Helpful Tip for Training with Knives

posted on February 12, 2014
sinews.jpg (13)

Back in the late '90s, there was this customer at the gun store where I worked who I thought was super cool. Not just because he carried an HK P7M13—which is pretty cool right there—but because he carried this expensive pocket knife from some brand I didn't know and he could open that thing like a ninja. He'd just reach for his pocket and... BAM! He's got an open knife in his hand. I'd played with various autos and assisted-openers, and I knew how to pop a folder open with a quick wrist flick or twirl a Bali-Song, but the only way I'd seen people have a blade in their hand that fast was with knives in a sheath and no unfolding involved. Because I didn't want to seem like a total n00b, I never asked him how he did it.

Fast forward a couple years to when I bought my first Emerson Commander. Well, duh. I discovered the customer did not use some kind of exotic knife-fu—the little hook on the spine of the blade (the "Wave" in Emerson parlance) just pivoted the blade open by snagging the corner of one's trouser pocket as the knife was produced. I carried that Emerson off and on for years as a general utility knife, but it had a couple of weaknesses. First, it was quite expensive, so losing it was a constant worry. Second, its edge was single-ground in such a way to discourage it from being used for some common daily chores.

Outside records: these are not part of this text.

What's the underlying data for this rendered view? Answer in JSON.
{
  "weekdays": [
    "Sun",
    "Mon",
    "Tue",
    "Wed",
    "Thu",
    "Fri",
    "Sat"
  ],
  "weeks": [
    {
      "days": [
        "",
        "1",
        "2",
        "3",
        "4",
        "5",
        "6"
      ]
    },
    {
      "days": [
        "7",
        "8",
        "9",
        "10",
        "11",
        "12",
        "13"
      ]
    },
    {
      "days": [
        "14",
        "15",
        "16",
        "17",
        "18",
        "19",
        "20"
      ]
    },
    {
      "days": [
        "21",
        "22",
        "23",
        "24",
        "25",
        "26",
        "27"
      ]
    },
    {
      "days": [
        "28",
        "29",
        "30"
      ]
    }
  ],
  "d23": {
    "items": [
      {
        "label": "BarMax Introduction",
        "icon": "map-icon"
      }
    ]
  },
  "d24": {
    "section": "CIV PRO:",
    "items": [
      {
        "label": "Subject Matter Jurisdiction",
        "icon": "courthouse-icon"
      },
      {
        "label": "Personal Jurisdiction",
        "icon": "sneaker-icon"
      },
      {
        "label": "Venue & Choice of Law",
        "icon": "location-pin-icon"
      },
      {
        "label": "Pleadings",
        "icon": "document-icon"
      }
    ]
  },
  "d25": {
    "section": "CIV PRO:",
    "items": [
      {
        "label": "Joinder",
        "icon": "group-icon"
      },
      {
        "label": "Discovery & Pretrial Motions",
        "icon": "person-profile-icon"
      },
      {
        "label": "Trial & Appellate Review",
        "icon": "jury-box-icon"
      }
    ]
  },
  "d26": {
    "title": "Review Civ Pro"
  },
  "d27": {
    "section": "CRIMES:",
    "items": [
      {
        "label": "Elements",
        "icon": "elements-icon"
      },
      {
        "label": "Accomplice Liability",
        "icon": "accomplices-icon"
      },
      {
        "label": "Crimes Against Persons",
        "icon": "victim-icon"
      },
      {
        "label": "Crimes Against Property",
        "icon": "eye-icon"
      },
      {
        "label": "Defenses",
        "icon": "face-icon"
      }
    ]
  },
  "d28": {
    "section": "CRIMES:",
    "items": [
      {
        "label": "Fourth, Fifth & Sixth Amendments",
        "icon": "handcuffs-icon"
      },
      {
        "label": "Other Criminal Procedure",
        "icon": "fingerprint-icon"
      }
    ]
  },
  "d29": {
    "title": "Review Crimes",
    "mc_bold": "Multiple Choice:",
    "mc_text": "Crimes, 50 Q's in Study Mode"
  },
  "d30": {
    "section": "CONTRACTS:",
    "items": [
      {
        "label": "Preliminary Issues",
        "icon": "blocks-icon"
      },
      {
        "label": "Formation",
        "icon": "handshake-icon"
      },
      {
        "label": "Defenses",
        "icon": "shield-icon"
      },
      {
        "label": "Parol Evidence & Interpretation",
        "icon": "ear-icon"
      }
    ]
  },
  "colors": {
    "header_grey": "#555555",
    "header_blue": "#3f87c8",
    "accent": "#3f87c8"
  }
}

I get that the Commander is supposed be all tactical and everything, but I do a lot more apple peeling and letter opening than I do sentry eliminating.

Some years back, Spyderco licensed Emerson's Wave opener and introduced it on versions of its popular Delica and Endura. With a conventional saber grind and pocket-friendly dimensions, combined with a reasonable Spyderco price tag, these knives have become popular mainstays in the company's catalog. I've been carrying a Delica for a while and recently added an Endura with the Wave to my collection.

One thing I've been meaning to do is seek some training in handgun retention, and I am given to understand that the fast-to-deploy waved Spydercos are excellent for this purpose (in addition to my usual use for them, which is to tactically and one-handedly "slit film over entree, remove film over beans and rice" in TV dinner preparation). Obviously, for this purpose a training knife would be a good thing to have, but Spyderco only produced blunt training versions of its "Waved" knives for a brief time, and used ones command insane prices on Internet knife sites these days. What to do?

A bit of research turned up the answer, which was "Do what Spyderco fans did before Spyderco licensed the Emerson Wave: Get a zip-tie, cinch it down through the 'Spyderhole,' and voila! An improvised Wave!" This makeshift rig has held up to a reasonable amount of practice thus far, and seems to work pretty much just like the Wave. While it doesn't have much play in it, it has some. Being a separate piece, I'll probably find a way to make it fall off or break eventually. But, hey, zip ties are cheap, and until I luck into a factory trainer for less than the gross national product of Tuvalu, I think my improvised solution will work just fine.


Viridian Lasers for the Rossi Brawler
Viridian Lasers for the Rossi Brawler

First Look: Viridian Lasers for the Rossi Brawler

New aiming options for Rossi’s single-shot .410/.45 Colt pistol.

First Look: New Caliber Options for the Robinson XCR Rifle

6mm ARC and 8.6 Blackout are now available for this versatile line of rifles.

Review: Smith & Wesson M&P 15-22 SMU Rifle

The feel of shooting an AR-15 with the ammo costs of .22LR.

First Look: Nebo Luxtreme Flashlight

A tough flashlight designed for everyday carry in everyday situations.

Review: Canik METE SF Pistol

A fully featured handgun for less than 5 bills.


Get the best of Shooting Illustrated delivered to your inbox.